Work item:
Write the records out exactly as they read, but not the pictures.
Exercise materials Start Marker
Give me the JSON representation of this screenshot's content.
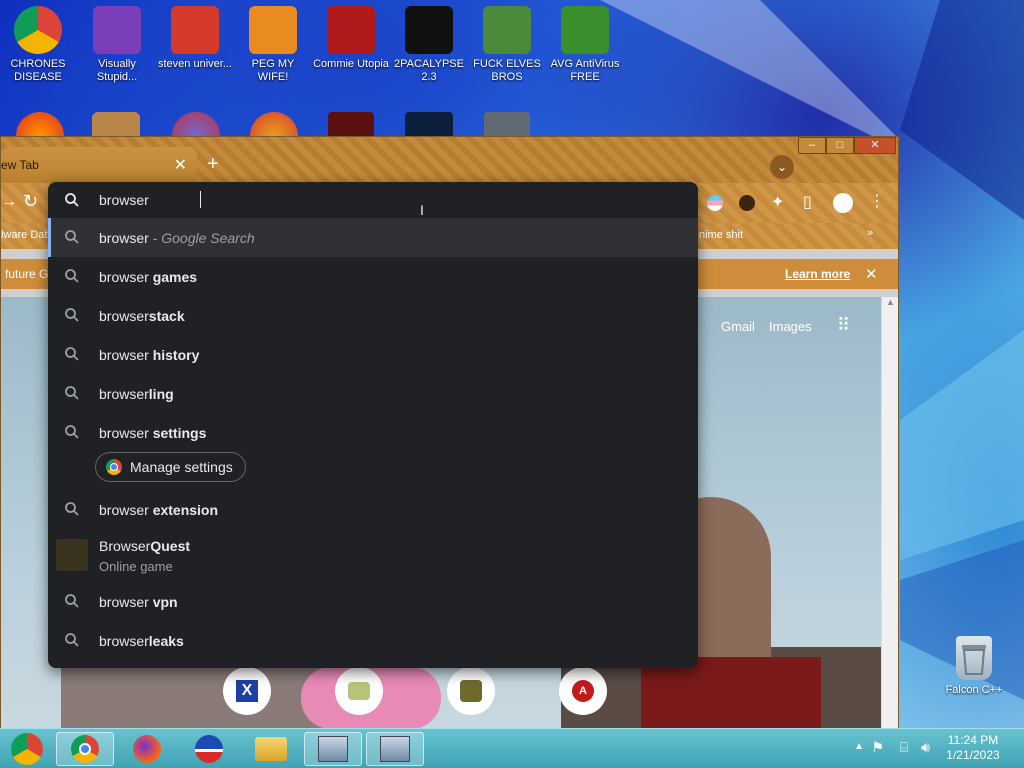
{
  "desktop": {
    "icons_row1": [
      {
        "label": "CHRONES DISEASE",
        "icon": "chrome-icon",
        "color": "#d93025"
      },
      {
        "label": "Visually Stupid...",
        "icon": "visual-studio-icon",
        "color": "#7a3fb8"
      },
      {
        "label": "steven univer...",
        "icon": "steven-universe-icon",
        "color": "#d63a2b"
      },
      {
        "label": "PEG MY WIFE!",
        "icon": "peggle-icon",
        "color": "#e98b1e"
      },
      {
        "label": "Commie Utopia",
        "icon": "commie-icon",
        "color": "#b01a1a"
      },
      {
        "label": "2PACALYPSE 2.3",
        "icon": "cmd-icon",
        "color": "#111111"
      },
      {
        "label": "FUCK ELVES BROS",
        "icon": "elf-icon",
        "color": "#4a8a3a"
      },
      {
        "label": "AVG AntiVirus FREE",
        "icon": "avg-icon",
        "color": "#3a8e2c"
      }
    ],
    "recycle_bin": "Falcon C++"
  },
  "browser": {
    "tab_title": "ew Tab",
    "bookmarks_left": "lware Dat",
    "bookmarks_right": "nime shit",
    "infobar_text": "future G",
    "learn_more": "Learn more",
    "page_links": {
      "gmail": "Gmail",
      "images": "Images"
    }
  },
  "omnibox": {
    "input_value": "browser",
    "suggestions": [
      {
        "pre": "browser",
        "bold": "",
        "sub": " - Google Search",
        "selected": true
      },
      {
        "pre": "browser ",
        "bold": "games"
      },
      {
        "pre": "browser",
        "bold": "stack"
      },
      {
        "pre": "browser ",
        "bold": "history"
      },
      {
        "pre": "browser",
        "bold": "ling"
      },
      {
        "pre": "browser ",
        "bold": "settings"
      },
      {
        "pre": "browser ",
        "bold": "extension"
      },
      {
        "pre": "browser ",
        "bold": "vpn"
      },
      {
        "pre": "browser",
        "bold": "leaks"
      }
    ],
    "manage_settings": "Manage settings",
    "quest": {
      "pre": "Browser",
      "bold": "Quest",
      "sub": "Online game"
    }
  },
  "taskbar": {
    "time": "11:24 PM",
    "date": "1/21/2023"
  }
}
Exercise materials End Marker
Reply to the exercise:
Give me the JSON representation of this screenshot's content.
{
  "desktop": {
    "icons_row1": [
      {
        "label": "CHRONES DISEASE",
        "icon": "chrome-icon",
        "color": "#d93025"
      },
      {
        "label": "Visually Stupid...",
        "icon": "visual-studio-icon",
        "color": "#7a3fb8"
      },
      {
        "label": "steven univer...",
        "icon": "steven-universe-icon",
        "color": "#d63a2b"
      },
      {
        "label": "PEG MY WIFE!",
        "icon": "peggle-icon",
        "color": "#e98b1e"
      },
      {
        "label": "Commie Utopia",
        "icon": "commie-icon",
        "color": "#b01a1a"
      },
      {
        "label": "2PACALYPSE 2.3",
        "icon": "cmd-icon",
        "color": "#111111"
      },
      {
        "label": "FUCK ELVES BROS",
        "icon": "elf-icon",
        "color": "#4a8a3a"
      },
      {
        "label": "AVG AntiVirus FREE",
        "icon": "avg-icon",
        "color": "#3a8e2c"
      }
    ],
    "recycle_bin": "Falcon C++"
  },
  "browser": {
    "tab_title": "ew Tab",
    "bookmarks_left": "lware Dat",
    "bookmarks_right": "nime shit",
    "infobar_text": "future G",
    "learn_more": "Learn more",
    "page_links": {
      "gmail": "Gmail",
      "images": "Images"
    }
  },
  "omnibox": {
    "input_value": "browser",
    "suggestions": [
      {
        "pre": "browser",
        "bold": "",
        "sub": " - Google Search",
        "selected": true
      },
      {
        "pre": "browser ",
        "bold": "games"
      },
      {
        "pre": "browser",
        "bold": "stack"
      },
      {
        "pre": "browser ",
        "bold": "history"
      },
      {
        "pre": "browser",
        "bold": "ling"
      },
      {
        "pre": "browser ",
        "bold": "settings"
      },
      {
        "pre": "browser ",
        "bold": "extension"
      },
      {
        "pre": "browser ",
        "bold": "vpn"
      },
      {
        "pre": "browser",
        "bold": "leaks"
      }
    ],
    "manage_settings": "Manage settings",
    "quest": {
      "pre": "Browser",
      "bold": "Quest",
      "sub": "Online game"
    }
  },
  "taskbar": {
    "time": "11:24 PM",
    "date": "1/21/2023"
  }
}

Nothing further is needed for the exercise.